### Problem requirements:
For each line below that holds the string "this", add one to a tally; report that tally alone.

### Records shown:
○ ○ ○ ○

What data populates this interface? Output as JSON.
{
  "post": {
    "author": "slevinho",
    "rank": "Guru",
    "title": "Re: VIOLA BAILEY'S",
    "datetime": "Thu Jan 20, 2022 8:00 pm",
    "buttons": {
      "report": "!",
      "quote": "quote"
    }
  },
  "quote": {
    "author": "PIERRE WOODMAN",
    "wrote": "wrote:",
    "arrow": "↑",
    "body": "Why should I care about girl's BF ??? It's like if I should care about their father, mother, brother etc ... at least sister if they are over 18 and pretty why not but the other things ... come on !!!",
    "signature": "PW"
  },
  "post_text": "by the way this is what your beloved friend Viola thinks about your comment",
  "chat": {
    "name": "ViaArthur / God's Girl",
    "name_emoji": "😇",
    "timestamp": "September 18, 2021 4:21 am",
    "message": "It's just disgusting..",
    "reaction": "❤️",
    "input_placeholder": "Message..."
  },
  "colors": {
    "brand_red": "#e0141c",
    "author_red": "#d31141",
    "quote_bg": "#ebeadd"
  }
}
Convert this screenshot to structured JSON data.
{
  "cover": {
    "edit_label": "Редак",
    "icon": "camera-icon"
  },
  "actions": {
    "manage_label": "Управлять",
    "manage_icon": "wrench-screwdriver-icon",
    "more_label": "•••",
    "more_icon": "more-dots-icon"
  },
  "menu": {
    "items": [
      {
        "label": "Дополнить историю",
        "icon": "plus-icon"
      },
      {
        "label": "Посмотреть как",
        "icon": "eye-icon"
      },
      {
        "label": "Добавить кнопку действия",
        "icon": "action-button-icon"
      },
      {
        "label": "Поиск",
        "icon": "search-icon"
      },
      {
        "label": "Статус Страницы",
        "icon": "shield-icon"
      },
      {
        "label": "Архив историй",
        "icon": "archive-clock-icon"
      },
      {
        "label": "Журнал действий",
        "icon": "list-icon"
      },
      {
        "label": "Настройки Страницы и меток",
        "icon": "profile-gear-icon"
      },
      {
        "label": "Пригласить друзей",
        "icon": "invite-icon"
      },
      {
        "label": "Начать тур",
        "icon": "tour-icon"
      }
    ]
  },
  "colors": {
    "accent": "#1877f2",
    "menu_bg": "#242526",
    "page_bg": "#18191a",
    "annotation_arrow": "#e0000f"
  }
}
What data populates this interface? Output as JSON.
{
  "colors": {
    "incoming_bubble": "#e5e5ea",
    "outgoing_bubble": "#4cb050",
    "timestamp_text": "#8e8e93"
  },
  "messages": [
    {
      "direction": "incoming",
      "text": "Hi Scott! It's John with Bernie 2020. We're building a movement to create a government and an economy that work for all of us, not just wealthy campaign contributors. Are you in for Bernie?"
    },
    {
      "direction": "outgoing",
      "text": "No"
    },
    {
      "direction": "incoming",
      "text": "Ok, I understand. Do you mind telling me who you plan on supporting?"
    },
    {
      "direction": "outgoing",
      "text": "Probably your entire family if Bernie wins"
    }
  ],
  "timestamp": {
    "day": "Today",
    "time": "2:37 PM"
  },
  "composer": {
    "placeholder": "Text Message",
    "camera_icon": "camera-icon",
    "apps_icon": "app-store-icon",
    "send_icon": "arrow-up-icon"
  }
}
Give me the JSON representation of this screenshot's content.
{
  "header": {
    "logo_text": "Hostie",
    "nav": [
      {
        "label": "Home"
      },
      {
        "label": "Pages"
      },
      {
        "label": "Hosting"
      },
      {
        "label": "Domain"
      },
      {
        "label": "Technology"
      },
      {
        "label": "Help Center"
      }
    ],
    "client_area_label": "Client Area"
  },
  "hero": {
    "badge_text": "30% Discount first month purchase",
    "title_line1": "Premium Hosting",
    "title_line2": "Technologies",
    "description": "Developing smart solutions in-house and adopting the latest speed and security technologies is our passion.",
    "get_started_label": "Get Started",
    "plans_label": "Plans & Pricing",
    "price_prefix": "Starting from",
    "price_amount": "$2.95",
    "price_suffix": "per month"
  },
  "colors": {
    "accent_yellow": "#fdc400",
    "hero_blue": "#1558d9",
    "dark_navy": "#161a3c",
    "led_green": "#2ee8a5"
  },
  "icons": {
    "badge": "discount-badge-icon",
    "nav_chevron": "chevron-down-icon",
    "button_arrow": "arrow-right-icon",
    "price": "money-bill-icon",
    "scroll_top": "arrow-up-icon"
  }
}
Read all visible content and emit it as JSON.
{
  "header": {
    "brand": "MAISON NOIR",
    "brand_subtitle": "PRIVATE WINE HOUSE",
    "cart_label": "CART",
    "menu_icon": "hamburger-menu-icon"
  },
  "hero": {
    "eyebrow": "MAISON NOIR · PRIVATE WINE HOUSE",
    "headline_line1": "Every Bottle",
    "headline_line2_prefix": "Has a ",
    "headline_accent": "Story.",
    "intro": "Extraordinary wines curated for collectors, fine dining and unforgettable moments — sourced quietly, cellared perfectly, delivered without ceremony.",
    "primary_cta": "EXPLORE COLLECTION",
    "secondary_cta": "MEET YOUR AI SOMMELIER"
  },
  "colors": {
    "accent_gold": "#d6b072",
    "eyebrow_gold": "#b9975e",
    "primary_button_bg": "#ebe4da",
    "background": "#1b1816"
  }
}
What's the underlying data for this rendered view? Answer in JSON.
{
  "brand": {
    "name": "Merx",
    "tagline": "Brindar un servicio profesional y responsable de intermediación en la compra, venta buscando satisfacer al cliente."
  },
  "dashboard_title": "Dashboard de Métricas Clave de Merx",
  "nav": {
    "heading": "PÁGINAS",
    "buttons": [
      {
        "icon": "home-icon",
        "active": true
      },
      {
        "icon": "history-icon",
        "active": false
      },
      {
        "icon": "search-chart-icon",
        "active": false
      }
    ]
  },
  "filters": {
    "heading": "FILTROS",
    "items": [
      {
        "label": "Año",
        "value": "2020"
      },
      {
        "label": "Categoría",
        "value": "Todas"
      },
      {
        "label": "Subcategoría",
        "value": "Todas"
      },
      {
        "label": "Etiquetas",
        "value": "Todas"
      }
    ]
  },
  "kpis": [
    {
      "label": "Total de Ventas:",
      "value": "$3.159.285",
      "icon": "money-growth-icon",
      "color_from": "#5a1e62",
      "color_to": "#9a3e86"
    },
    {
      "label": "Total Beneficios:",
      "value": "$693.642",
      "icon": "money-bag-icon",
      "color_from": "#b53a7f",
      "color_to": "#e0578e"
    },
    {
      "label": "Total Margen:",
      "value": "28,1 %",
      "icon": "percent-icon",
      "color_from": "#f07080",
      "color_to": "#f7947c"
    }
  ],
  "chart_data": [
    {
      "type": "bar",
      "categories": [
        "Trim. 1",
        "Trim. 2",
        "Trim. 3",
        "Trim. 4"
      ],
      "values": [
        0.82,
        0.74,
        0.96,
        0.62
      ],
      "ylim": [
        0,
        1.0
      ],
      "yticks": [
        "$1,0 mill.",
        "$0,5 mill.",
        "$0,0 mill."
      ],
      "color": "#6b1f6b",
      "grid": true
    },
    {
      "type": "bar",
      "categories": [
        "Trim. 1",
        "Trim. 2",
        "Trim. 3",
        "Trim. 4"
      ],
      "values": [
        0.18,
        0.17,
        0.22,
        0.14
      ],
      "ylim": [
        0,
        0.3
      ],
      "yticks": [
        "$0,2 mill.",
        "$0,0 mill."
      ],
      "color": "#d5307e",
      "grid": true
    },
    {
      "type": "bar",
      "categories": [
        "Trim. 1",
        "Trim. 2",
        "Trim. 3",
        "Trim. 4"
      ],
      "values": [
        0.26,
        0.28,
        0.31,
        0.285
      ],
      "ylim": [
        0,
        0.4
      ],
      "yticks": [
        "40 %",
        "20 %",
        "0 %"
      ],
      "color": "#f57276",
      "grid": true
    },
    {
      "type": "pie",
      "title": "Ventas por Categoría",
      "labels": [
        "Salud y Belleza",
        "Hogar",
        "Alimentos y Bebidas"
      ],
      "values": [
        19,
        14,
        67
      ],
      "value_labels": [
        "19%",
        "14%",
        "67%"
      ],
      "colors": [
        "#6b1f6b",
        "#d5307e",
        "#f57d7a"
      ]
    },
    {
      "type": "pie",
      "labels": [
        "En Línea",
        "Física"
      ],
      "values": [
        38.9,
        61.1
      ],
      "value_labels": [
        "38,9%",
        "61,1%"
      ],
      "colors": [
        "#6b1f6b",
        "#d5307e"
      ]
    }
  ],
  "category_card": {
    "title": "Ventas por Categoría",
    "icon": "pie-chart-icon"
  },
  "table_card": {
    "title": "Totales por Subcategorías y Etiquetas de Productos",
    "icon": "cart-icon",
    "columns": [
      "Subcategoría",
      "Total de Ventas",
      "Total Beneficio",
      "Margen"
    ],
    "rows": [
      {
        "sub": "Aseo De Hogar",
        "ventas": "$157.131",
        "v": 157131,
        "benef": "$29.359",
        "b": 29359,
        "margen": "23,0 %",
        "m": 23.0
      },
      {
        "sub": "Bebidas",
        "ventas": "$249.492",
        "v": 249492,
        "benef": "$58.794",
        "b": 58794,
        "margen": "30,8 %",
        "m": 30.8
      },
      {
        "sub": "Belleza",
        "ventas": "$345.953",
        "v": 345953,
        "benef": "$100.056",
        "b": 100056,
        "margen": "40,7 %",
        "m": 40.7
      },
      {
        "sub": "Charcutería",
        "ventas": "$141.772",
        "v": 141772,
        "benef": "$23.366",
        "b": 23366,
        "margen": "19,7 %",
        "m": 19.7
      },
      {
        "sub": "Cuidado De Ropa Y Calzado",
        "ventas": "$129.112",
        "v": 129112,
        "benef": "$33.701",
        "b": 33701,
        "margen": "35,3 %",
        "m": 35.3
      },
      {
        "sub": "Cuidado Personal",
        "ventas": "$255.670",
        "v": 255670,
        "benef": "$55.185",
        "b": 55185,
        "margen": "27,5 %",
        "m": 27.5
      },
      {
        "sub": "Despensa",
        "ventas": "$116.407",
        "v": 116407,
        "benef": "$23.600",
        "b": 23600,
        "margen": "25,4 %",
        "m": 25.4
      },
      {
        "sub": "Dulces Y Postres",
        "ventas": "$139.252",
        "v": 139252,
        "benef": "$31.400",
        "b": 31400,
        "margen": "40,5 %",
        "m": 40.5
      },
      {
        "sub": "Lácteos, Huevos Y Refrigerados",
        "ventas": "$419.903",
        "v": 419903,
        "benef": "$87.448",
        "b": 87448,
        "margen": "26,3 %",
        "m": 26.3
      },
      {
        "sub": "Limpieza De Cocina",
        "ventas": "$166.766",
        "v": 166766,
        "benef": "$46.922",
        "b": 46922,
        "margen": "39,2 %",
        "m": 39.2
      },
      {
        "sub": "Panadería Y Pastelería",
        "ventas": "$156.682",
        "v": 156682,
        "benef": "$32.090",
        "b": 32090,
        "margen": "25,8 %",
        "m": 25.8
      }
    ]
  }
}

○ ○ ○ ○

### Exercise solution:
6